Hi Tootsie
You are going to have such beautiful flowers coming up soon...isn't it exciting to be thinking about spring?? We made it..whew. That is a great tutorial on how to do it right. I didn't know about that Damp solution. Very good.
I hope things are very well with you..*Hugs*
Do you know I've MOVED to BLOGSPOT?? I have and hope you'll come to visit me!!
have a nice day
Judi

Diane said...

This is a great post Tootsie! I've never seen geranium seeds, although I have a ton a baby scented geraniums by one bush, so it's been sharing it's seeds. I'd like to see more! I know, I'm being greedy, but this is great!

Your crown is actually prettier than the one you bought. I still think you should make them to sell... ♥♥♥ Diane

lvroftiques said...

This is so interesting to me Toots. I might just be able to keep a plant alive if I keep readin' lol! I'd love to see the whole process. I feel I've already learned a ton after just one lesson! And your crown would look perfect as part of an outdoor array! I can't believe you made it out of metal! Sheesh y'all are wayyyyy to crafty! Vanna

Gollum said...

Hey, Tootsie..I've just about killed my houseplants due to starvation and neglect. So sad...

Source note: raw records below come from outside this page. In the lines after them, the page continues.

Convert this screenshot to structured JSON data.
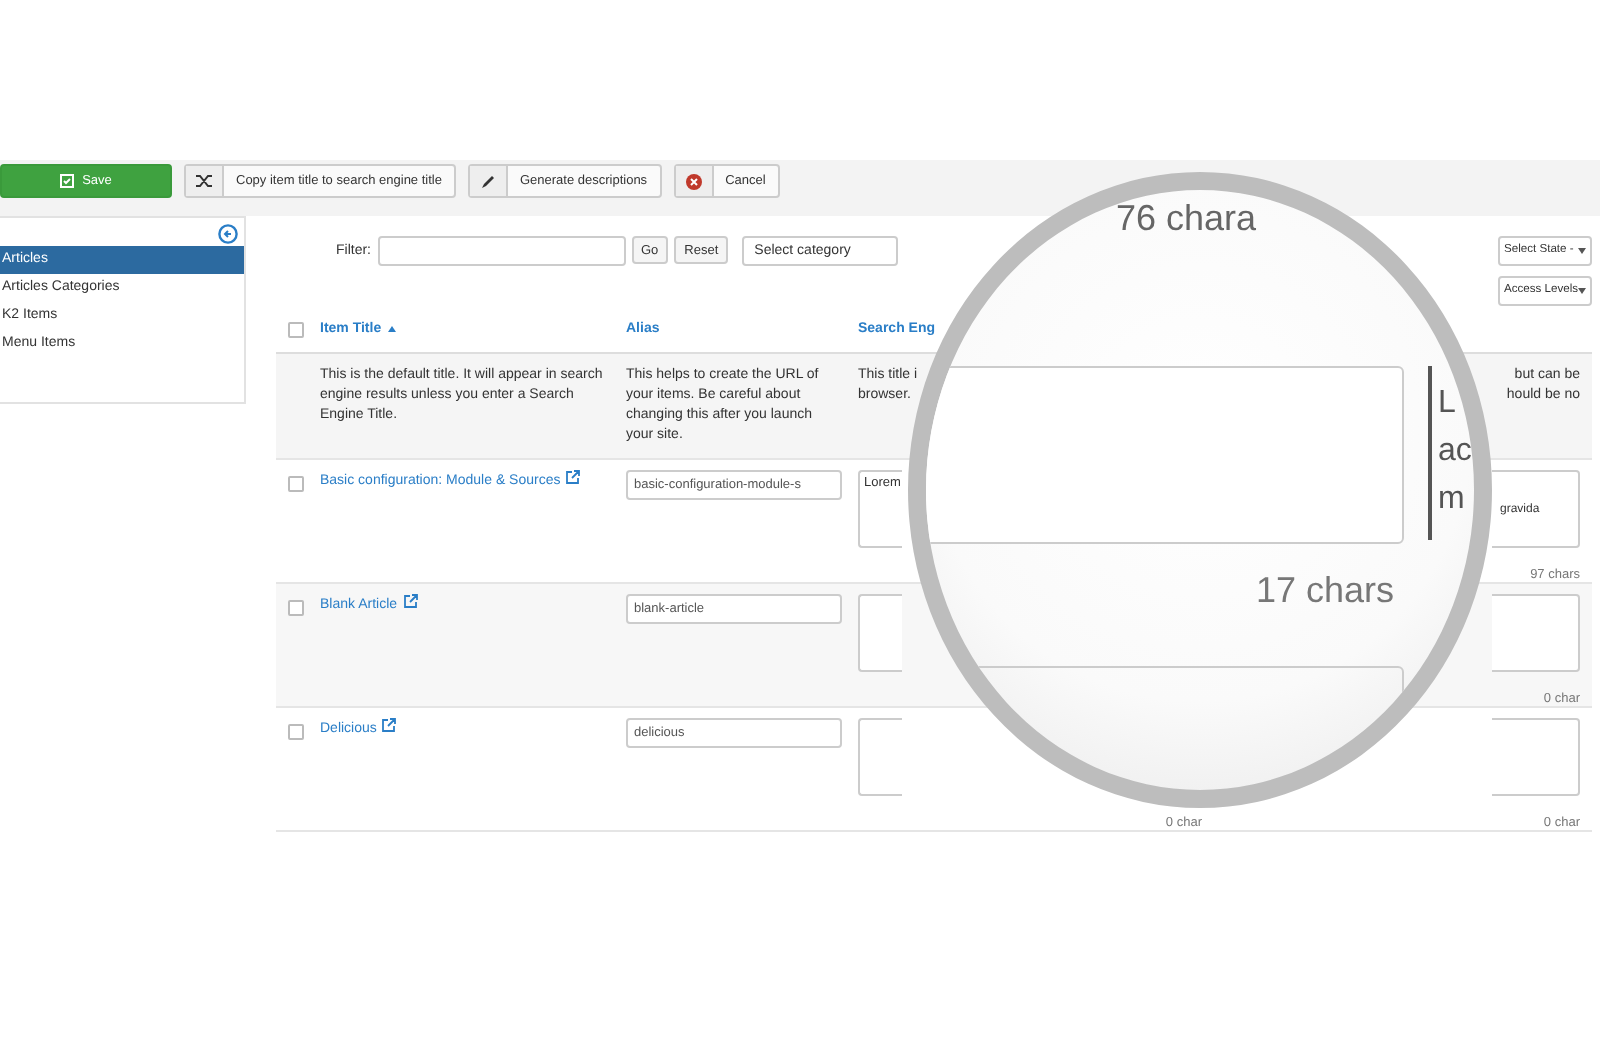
{
  "toolbar": [
    {
      "kind": "save",
      "label": "Save"
    },
    {
      "kind": "shuffle",
      "label": "Copy item title to search engine title"
    },
    {
      "kind": "pencil",
      "label": "Generate descriptions"
    },
    {
      "kind": "cancel",
      "label": "Cancel"
    }
  ],
  "sidebar": {
    "items": [
      {
        "label": "Articles",
        "selected": true
      },
      {
        "label": "Articles Categories",
        "selected": false
      },
      {
        "label": "K2 Items",
        "selected": false
      },
      {
        "label": "Menu Items",
        "selected": false
      }
    ]
  },
  "filters": {
    "label": "Filter:",
    "go": "Go",
    "reset": "Reset",
    "category": "Select category",
    "state": "Select State -",
    "access": "Access Levels"
  },
  "table": {
    "select_all_checked": false,
    "columns": [
      {
        "label": "Item Title",
        "sorted": true
      },
      {
        "label": "Alias",
        "sorted": false
      },
      {
        "label": "Search Eng",
        "sorted": false
      }
    ],
    "help": {
      "title": "This is the default title. It will appear in search engine results unless you enter a Search Engine Title.",
      "alias": "This helps to create the URL of your items. Be careful about changing this after you launch your site.",
      "seo": [
        "This title i",
        "browser."
      ],
      "desc": [
        "but can be",
        "hould be no"
      ]
    },
    "rows": [
      {
        "checked": false,
        "title": "Basic configuration: Module & Sources",
        "alias": "basic-configuration-module-s",
        "seo_title": "Lorem",
        "desc": "gravida",
        "desc_count": "97 chars"
      },
      {
        "checked": false,
        "title": "Blank Article",
        "alias": "blank-article",
        "desc_count": "0 char"
      },
      {
        "checked": false,
        "title": "Delicious",
        "alias": "delicious",
        "seo_count": "0 char",
        "desc_count": "0 char"
      }
    ]
  },
  "magnifier": {
    "top_text": "76 chara",
    "letters": [
      "L",
      "ac",
      "m"
    ],
    "count": "17 chars"
  }
}
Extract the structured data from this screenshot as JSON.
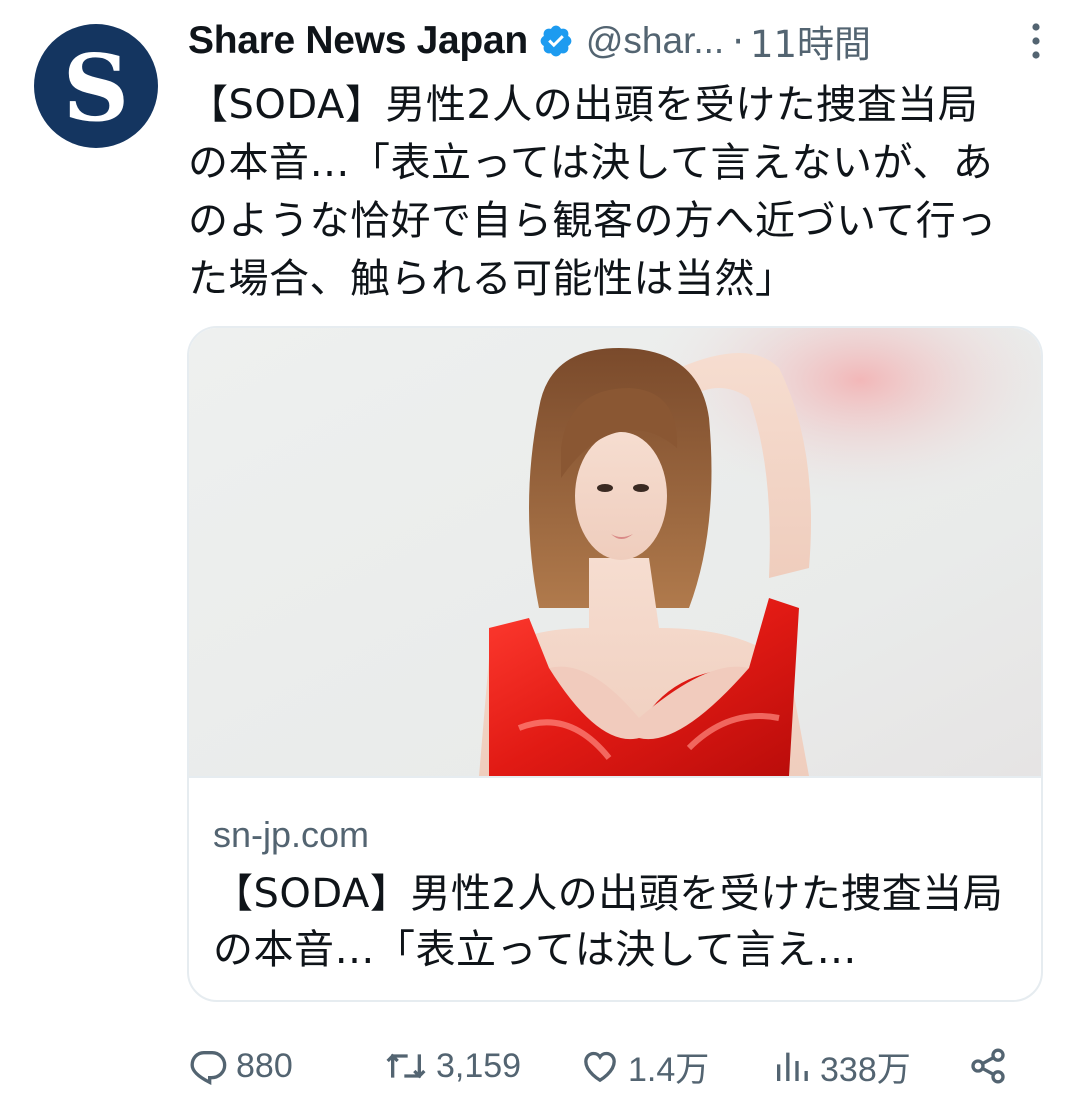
{
  "author": {
    "display_name": "Share News Japan",
    "handle": "@shar...",
    "time": "11時間",
    "avatar_letter": "S",
    "verified": true,
    "avatar_color": "#143560",
    "verified_color": "#1d9bf0"
  },
  "tweet": {
    "text": "【SODA】男性2人の出頭を受けた捜査当局の本音…「表立っては決して言えないが、あのような恰好で自ら観客の方へ近づいて行った場合、触られる可能性は当然」"
  },
  "card": {
    "image_icon": "photo-of-woman-in-red-latex-outfit",
    "domain": "sn-jp.com",
    "title": "【SODA】男性2人の出頭を受けた捜査当局の本音…「表立っては決して言え…"
  },
  "actions": {
    "replies": "880",
    "retweets": "3,159",
    "likes": "1.4万",
    "views": "338万"
  },
  "icons": {
    "reply": "reply-icon",
    "retweet": "retweet-icon",
    "like": "heart-icon",
    "views": "views-icon",
    "share": "share-icon",
    "more": "more-icon"
  }
}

I'm passing along a little badge I found. It's called "Blogging Without Obligation." It's such a cute post, and a true one.
Okay, blogger won't let me leave it, something about "Your HTML cannot be accepted"), but if you look on my blog, the sidebar, you'll see a blogging without obligation badge. Just click on it and it will whisk you away, Calgon.

Hugs,
G